As many of you know, I was the CEO of Wycliffe Bible Translators in the UK for a few years. Having worked with Wycliffe for most of my adult life it was a massive privilege and honour to be asked to take on that role. To be honest, it wasn’t a job that I particularly wanted to do, nor do I think that I was very good at it. That being said, I also believe that in God’s providence I was the right person for the job at the time. Despite my many failings (which people were kind enough to regularly point out), I was able to accomplish some things which were essential for the long term health of the organisation, which an outsider would have struggled with.
Although I wasn’t particularly keen on doing the job and was frankly relieved when I stepped down, I was surprised at the impact that leaving the role had on me. The loss of status was horrible.
People who described me as a really good friend when I was the CEO of a large (by evangelical standards) organisation have not spoken to me since I stepped away from the role. In one way, it’s quite nice not having to deal with hundreds of emails a day, but it is undeniable that being at the heart of so much communication and being “in the know” gives you a warm glow. The invitations to attend and speak at conferences in different parts of the world have more or less dried up. People wanted to hear from the CEO of Wycliffe, they are much less interested in what some niche blogger has to say.

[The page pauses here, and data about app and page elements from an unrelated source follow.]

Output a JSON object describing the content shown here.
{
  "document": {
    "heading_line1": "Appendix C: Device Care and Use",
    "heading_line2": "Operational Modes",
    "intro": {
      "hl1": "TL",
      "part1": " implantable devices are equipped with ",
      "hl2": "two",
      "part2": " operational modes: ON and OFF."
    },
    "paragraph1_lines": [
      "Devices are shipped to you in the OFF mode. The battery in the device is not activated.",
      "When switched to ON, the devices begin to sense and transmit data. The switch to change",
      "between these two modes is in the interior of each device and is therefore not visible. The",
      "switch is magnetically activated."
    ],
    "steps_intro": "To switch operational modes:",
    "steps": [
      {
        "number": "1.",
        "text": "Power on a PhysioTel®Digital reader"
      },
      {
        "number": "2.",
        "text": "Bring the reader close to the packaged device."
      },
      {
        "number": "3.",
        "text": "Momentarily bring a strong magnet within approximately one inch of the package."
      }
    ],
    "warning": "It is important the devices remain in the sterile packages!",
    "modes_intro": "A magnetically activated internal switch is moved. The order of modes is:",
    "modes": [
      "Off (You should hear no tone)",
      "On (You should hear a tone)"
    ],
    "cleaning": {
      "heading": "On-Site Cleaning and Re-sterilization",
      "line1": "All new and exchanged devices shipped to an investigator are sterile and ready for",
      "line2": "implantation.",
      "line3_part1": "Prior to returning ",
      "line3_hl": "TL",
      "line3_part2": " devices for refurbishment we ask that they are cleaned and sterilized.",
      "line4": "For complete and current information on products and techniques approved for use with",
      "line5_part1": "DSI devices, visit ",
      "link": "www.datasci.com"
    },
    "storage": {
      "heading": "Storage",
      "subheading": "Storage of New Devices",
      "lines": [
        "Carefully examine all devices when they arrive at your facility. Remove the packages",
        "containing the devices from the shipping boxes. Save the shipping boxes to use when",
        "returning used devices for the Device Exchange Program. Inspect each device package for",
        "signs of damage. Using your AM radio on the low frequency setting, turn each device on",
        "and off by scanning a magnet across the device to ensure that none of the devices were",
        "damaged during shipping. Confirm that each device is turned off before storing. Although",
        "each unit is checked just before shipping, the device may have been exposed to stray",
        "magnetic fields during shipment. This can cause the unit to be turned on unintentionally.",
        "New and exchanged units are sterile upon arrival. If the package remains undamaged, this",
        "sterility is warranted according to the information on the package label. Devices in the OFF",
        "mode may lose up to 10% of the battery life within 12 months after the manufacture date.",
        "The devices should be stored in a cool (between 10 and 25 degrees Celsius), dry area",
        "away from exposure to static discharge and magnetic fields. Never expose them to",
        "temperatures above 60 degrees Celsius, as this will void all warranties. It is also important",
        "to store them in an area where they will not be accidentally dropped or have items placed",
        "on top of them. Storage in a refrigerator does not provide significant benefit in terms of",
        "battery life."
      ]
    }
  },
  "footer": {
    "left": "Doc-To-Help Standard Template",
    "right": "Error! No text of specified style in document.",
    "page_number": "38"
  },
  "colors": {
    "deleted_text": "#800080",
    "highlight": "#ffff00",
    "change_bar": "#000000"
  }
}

I know these things shouldn’t matter to me; they are ephemeral, unimportant and unrelated to my true identity in Christ. But they do matter. There are times when I really struggle with not being in leadership, with the loss of significance, with not being important anymore.
I found myself musing on these things when reflecting on the latest revelations of leaders falling from grace in the evangelical and broader Christian world.
Leadership is insidious and it is dangerous. I didn’t realise how important my role, influence and title were to me until I stepped down. I may not have liked doing the CEO’s job, but I loved being the CEO and all of the attention that came with it. At this distance, I can see that it would have been all too easy to see myself as being more important than I am and to believe that normal rules didn’t apply to me. I can understand why leaders fall and I can see why those responsible for monitoring them allow it to happen.
Dealing with my own feelings of loss of significance makes me realise the importance of praying for those in leadership who face temptations that are different to those faced by the rest of us and which have the capacity for a much wider impact.